About What Is Work?

What Is Work? 

You know what work is—if you’re
old enough to read this you know what
work is, although you may not do it.
—Phillip Levine, “What Work Is”

When you were young, how did you answer the question, “What do you want to be when you grow up?” Were your aspirations tied to social class position, vocational duty, education, career title, or a salary? Was your decision based on the mental or physical labor that different work involves? In this course we  explore the interconnectedness of work, value, and identity. Why, for example, do we ask people what they do when we really mean: “How much $ do you make?” Why do we try to avoid doing work, yet find the activity of working satisfying?
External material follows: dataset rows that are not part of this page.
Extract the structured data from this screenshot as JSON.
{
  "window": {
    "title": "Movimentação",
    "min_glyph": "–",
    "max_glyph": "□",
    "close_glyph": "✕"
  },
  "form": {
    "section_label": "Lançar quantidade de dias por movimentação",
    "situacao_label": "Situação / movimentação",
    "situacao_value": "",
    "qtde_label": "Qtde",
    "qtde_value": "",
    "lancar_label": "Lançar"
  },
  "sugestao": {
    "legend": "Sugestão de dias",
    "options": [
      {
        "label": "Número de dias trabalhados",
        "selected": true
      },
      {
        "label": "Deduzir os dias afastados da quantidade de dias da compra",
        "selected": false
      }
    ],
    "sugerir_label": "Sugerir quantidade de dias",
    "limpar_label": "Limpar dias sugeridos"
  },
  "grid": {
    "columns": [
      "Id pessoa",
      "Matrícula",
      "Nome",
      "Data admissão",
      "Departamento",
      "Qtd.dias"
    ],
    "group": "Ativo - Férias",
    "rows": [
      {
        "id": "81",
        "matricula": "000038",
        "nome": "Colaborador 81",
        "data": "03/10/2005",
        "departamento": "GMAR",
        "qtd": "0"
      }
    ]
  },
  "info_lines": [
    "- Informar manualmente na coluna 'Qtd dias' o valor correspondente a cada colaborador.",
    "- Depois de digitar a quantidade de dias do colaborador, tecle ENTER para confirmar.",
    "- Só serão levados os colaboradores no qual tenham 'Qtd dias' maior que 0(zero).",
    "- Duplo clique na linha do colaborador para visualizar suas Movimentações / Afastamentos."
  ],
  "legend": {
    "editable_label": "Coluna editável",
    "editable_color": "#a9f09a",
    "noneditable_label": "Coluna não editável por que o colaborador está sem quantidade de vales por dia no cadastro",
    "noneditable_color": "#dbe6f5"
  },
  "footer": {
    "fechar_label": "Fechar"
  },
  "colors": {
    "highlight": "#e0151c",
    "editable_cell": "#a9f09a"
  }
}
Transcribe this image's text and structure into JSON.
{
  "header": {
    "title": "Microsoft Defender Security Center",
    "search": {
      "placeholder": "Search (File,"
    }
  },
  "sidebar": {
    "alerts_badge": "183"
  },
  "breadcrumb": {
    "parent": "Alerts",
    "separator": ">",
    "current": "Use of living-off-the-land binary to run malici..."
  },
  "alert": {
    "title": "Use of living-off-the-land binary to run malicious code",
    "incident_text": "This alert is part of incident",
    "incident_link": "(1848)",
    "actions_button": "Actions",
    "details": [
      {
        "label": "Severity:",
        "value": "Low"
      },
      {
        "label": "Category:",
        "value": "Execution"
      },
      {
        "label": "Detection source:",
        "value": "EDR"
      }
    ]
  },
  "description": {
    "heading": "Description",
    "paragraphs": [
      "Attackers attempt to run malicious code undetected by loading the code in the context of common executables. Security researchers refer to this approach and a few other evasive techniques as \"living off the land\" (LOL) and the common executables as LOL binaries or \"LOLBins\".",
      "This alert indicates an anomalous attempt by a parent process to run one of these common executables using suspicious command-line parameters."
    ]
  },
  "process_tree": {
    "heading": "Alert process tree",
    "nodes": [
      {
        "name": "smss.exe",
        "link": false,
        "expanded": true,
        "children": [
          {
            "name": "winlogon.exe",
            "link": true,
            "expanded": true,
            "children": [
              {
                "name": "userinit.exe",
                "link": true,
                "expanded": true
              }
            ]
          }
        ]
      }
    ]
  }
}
Why do we privilege certain work for ourselves, yet take for granted or undervalue the work done by other people that we find mundane, beneath us, dangerous, or exploitative? Why are the most difficult, dirty and dangerous jobs always so poorly paid? What is work anyway?

Philip Levine, an American working class poet who died in 2015 and was honored as US Poet Laureate in 2011, starts to answer the question of our course title, “What Is Work?” in a poem titled “What Work Is.” Beginning with Levine, your reading, thinking, and writing—your work in this class—will enter into conversations about work in four units focused on the Languages of Work, the Gender & Work, the Alienation & Exploitation of Work, and Futures of Work. We will examine controversial contemporary work issues from the conflict between “right to work” and unionist, DWYL, workaholism, raising the minimum wage, white-blue-pink collar work, the low-wage working poor, invisible labor, Occupy Wall Street-Occupy Movement,  glass ceiling & glass escalator, slavery, man vs. machine, and universal basic income.